* SUPPLIED ENTRIES *
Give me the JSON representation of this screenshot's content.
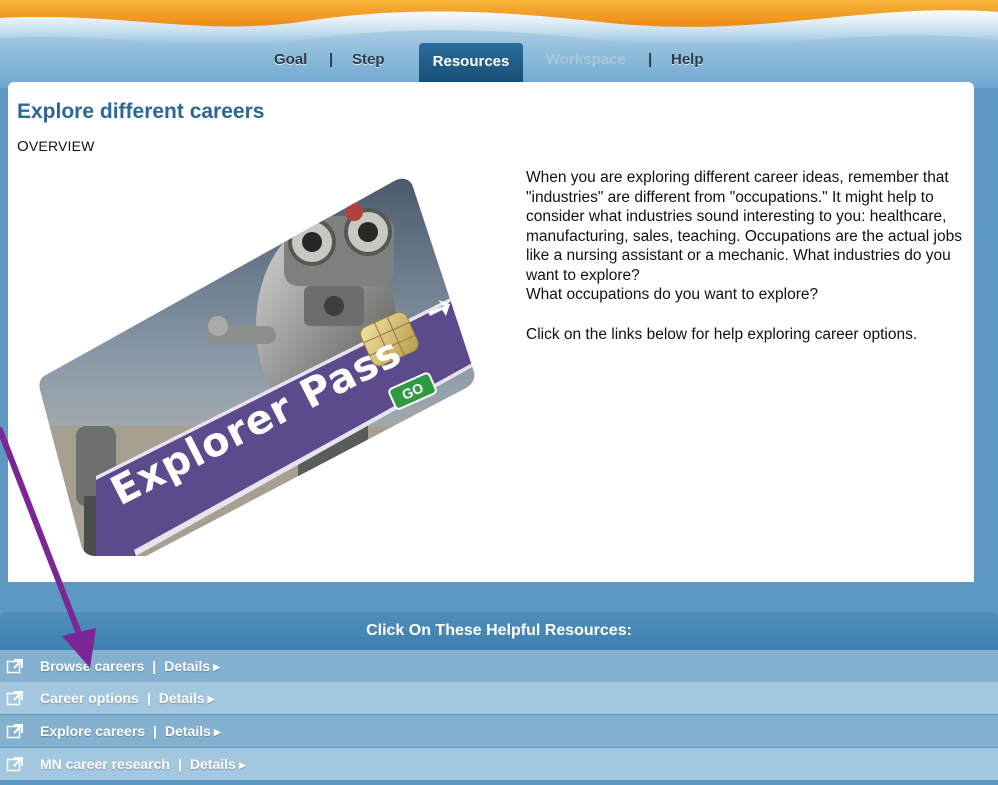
{
  "nav": {
    "tabs": [
      {
        "label": "Goal"
      },
      {
        "label": "Step"
      },
      {
        "label": "Resources",
        "active": true
      },
      {
        "label": "Workspace",
        "disabled": true
      },
      {
        "label": "Help"
      }
    ],
    "separator": "|"
  },
  "main": {
    "title": "Explore different careers",
    "section_label": "Overview",
    "intro_paragraphs": [
      "When you are exploring different career ideas, remember that \"industries\" are different from \"occupations.\" It might help to consider what industries sound interesting to you: healthcare, manufacturing, sales, teaching. Occupations are the actual jobs like a nursing assistant or a mechanic. What industries do you want to explore?",
      "What occupations do you want to explore?",
      "Click on the links below for help exploring career options."
    ],
    "card_image": {
      "brand_text": "Explorer Pass",
      "badge_text": "GO"
    }
  },
  "resources": {
    "heading": "Click On These Helpful Resources:",
    "items": [
      {
        "label": "Browse careers",
        "details": "Details"
      },
      {
        "label": "Career options",
        "details": "Details"
      },
      {
        "label": "Explore careers",
        "details": "Details"
      },
      {
        "label": "MN career research",
        "details": "Details"
      }
    ],
    "separator": "|"
  },
  "colors": {
    "title_blue": "#2b6893",
    "active_tab": "#1f5f8a",
    "annotation_arrow": "#7b2596",
    "header_orange": "#f5a623"
  }
}
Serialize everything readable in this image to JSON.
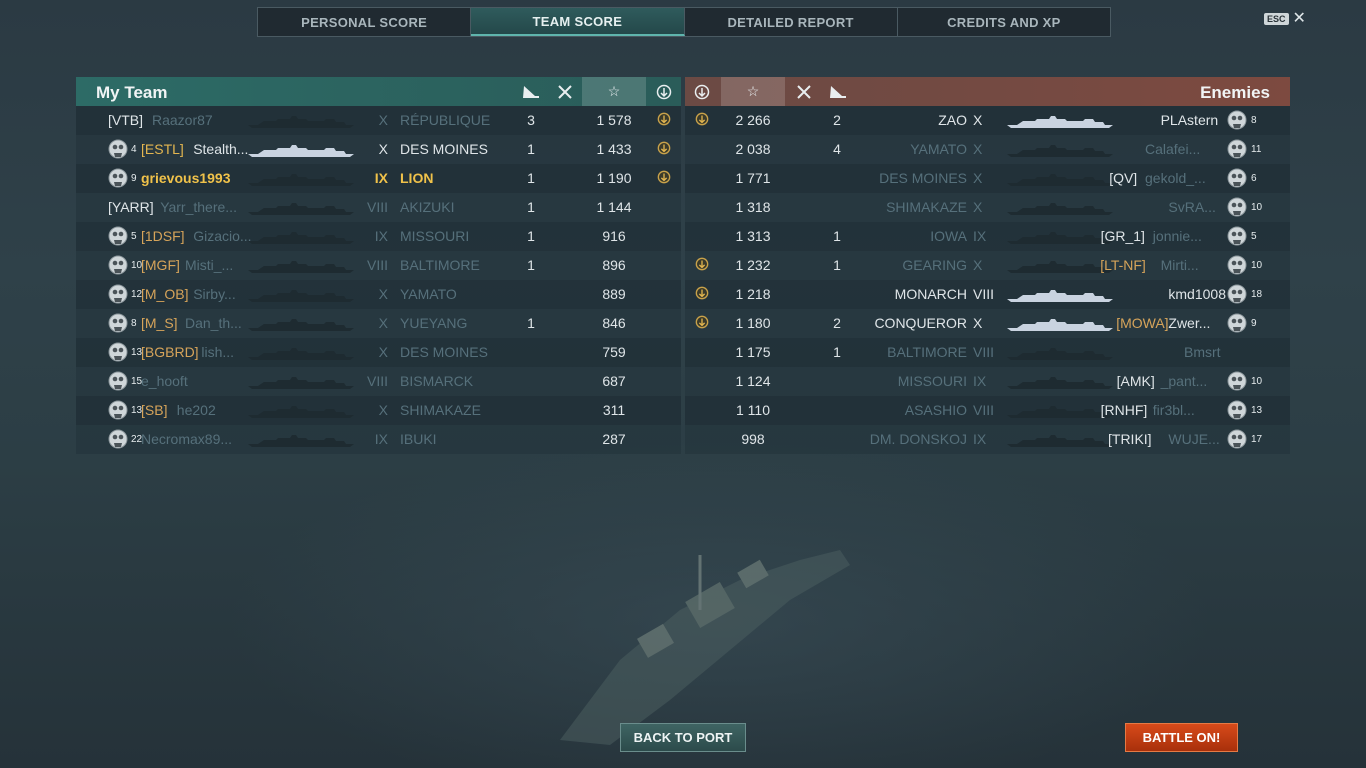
{
  "tabs": [
    {
      "label": "PERSONAL SCORE",
      "active": false
    },
    {
      "label": "TEAM SCORE",
      "active": true
    },
    {
      "label": "DETAILED REPORT",
      "active": false
    },
    {
      "label": "CREDITS AND XP",
      "active": false
    }
  ],
  "esc_label": "ESC",
  "close_icon": "close-icon",
  "my_team": {
    "title": "My Team",
    "header_icons": [
      "torpedo-icon",
      "planes-icon",
      "star-icon",
      "achievement-icon"
    ],
    "rows": [
      {
        "rank": "",
        "clan": "[VTB]",
        "name": "Raazor87",
        "tier": "X",
        "ship": "RÉPUBLIQUE",
        "kills": "3",
        "xp": "1 578",
        "medal": true,
        "rank_badge": false,
        "style": "dim"
      },
      {
        "rank": "4",
        "clan": "[ESTL]",
        "name": "Stealth...",
        "tier": "X",
        "ship": "DES MOINES",
        "kills": "1",
        "xp": "1 433",
        "medal": true,
        "rank_badge": true,
        "style": "white"
      },
      {
        "rank": "9",
        "clan": "",
        "name": "grievous1993",
        "tier": "IX",
        "ship": "LION",
        "kills": "1",
        "xp": "1 190",
        "medal": true,
        "rank_badge": true,
        "style": "hl"
      },
      {
        "rank": "",
        "clan": "[YARR]",
        "name": "Yarr_there...",
        "tier": "VIII",
        "ship": "AKIZUKI",
        "kills": "1",
        "xp": "1 144",
        "medal": false,
        "rank_badge": false,
        "style": "dim"
      },
      {
        "rank": "5",
        "clan": "[1DSF]",
        "name": "Gizacio...",
        "tier": "IX",
        "ship": "MISSOURI",
        "kills": "1",
        "xp": "916",
        "medal": false,
        "rank_badge": true,
        "style": "dim"
      },
      {
        "rank": "10",
        "clan": "[MGF]",
        "name": "Misti_...",
        "tier": "VIII",
        "ship": "BALTIMORE",
        "kills": "1",
        "xp": "896",
        "medal": false,
        "rank_badge": true,
        "style": "dim"
      },
      {
        "rank": "12",
        "clan": "[M_OB]",
        "name": "Sirby...",
        "tier": "X",
        "ship": "YAMATO",
        "kills": "",
        "xp": "889",
        "medal": false,
        "rank_badge": true,
        "style": "dim"
      },
      {
        "rank": "8",
        "clan": "[M_S]",
        "name": "Dan_th...",
        "tier": "X",
        "ship": "YUEYANG",
        "kills": "1",
        "xp": "846",
        "medal": false,
        "rank_badge": true,
        "style": "dim"
      },
      {
        "rank": "13",
        "clan": "[BGBRD]",
        "name": "lish...",
        "tier": "X",
        "ship": "DES MOINES",
        "kills": "",
        "xp": "759",
        "medal": false,
        "rank_badge": true,
        "style": "dim"
      },
      {
        "rank": "15",
        "clan": "",
        "name": "e_hooft",
        "tier": "VIII",
        "ship": "BISMARCK",
        "kills": "",
        "xp": "687",
        "medal": false,
        "rank_badge": true,
        "style": "dim"
      },
      {
        "rank": "13",
        "clan": "[SB]",
        "name": "he202",
        "tier": "X",
        "ship": "SHIMAKAZE",
        "kills": "",
        "xp": "311",
        "medal": false,
        "rank_badge": true,
        "style": "dim"
      },
      {
        "rank": "22",
        "clan": "",
        "name": "Necromax89...",
        "tier": "IX",
        "ship": "IBUKI",
        "kills": "",
        "xp": "287",
        "medal": false,
        "rank_badge": true,
        "style": "dim"
      }
    ]
  },
  "enemies": {
    "title": "Enemies",
    "rows": [
      {
        "medal": true,
        "xp": "2 266",
        "kills": "2",
        "planes": "",
        "ship": "ZAO",
        "tier": "X",
        "clan": "",
        "name": "PLAstern",
        "rank": "8",
        "style": "white"
      },
      {
        "medal": false,
        "xp": "2 038",
        "kills": "4",
        "planes": "",
        "ship": "YAMATO",
        "tier": "X",
        "clan": "",
        "name": "Calafei...",
        "rank": "11",
        "style": "dim"
      },
      {
        "medal": false,
        "xp": "1 771",
        "kills": "",
        "planes": "",
        "ship": "DES MOINES",
        "tier": "X",
        "clan": "[QV]",
        "name": "gekold_...",
        "rank": "6",
        "style": "dim"
      },
      {
        "medal": false,
        "xp": "1 318",
        "kills": "",
        "planes": "",
        "ship": "SHIMAKAZE",
        "tier": "X",
        "clan": "",
        "name": "SvRA...",
        "rank": "10",
        "style": "dim"
      },
      {
        "medal": false,
        "xp": "1 313",
        "kills": "1",
        "planes": "",
        "ship": "IOWA",
        "tier": "IX",
        "clan": "[GR_1]",
        "name": "jonnie...",
        "rank": "5",
        "style": "dim"
      },
      {
        "medal": true,
        "xp": "1 232",
        "kills": "1",
        "planes": "",
        "ship": "GEARING",
        "tier": "X",
        "clan": "[LT-NF]",
        "name": "Mirti...",
        "rank": "10",
        "style": "dim"
      },
      {
        "medal": true,
        "xp": "1 218",
        "kills": "",
        "planes": "",
        "ship": "MONARCH",
        "tier": "VIII",
        "clan": "",
        "name": "kmd1008",
        "rank": "18",
        "style": "white"
      },
      {
        "medal": true,
        "xp": "1 180",
        "kills": "2",
        "planes": "",
        "ship": "CONQUEROR",
        "tier": "X",
        "clan": "[MOWA]",
        "name": "Zwer...",
        "rank": "9",
        "style": "white"
      },
      {
        "medal": false,
        "xp": "1 175",
        "kills": "1",
        "planes": "",
        "ship": "BALTIMORE",
        "tier": "VIII",
        "clan": "",
        "name": "Bmsrt",
        "rank": "",
        "style": "dim"
      },
      {
        "medal": false,
        "xp": "1 124",
        "kills": "",
        "planes": "",
        "ship": "MISSOURI",
        "tier": "IX",
        "clan": "[AMK]",
        "name": "_pant...",
        "rank": "10",
        "style": "dim"
      },
      {
        "medal": false,
        "xp": "1 110",
        "kills": "",
        "planes": "",
        "ship": "ASASHIO",
        "tier": "VIII",
        "clan": "[RNHF]",
        "name": "fir3bl...",
        "rank": "13",
        "style": "dim"
      },
      {
        "medal": false,
        "xp": "998",
        "kills": "",
        "planes": "",
        "ship": "DM. DONSKOJ",
        "tier": "IX",
        "clan": "[TRIKI]",
        "name": "WUJE...",
        "rank": "17",
        "style": "dim"
      }
    ]
  },
  "buttons": {
    "back_to_port": "BACK TO PORT",
    "battle_on": "BATTLE ON!"
  },
  "colors": {
    "my_team_header": "#2d6b66",
    "enemies_header": "#7d4a40",
    "player_highlight": "#f0c24a",
    "battle_button": "#d84b1a"
  }
}
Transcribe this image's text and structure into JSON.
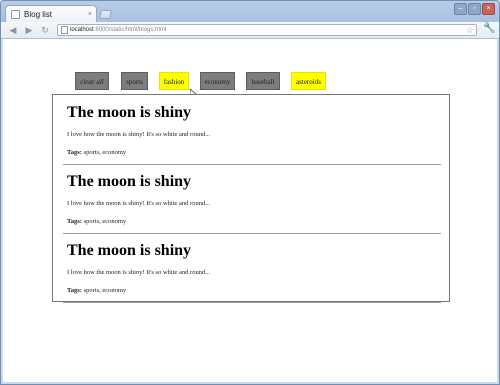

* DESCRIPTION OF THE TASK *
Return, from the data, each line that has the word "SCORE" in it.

* WORKED SOLUTION *
      "label": "PERSONAL SCORE",
      "label": "TEAM SCORE",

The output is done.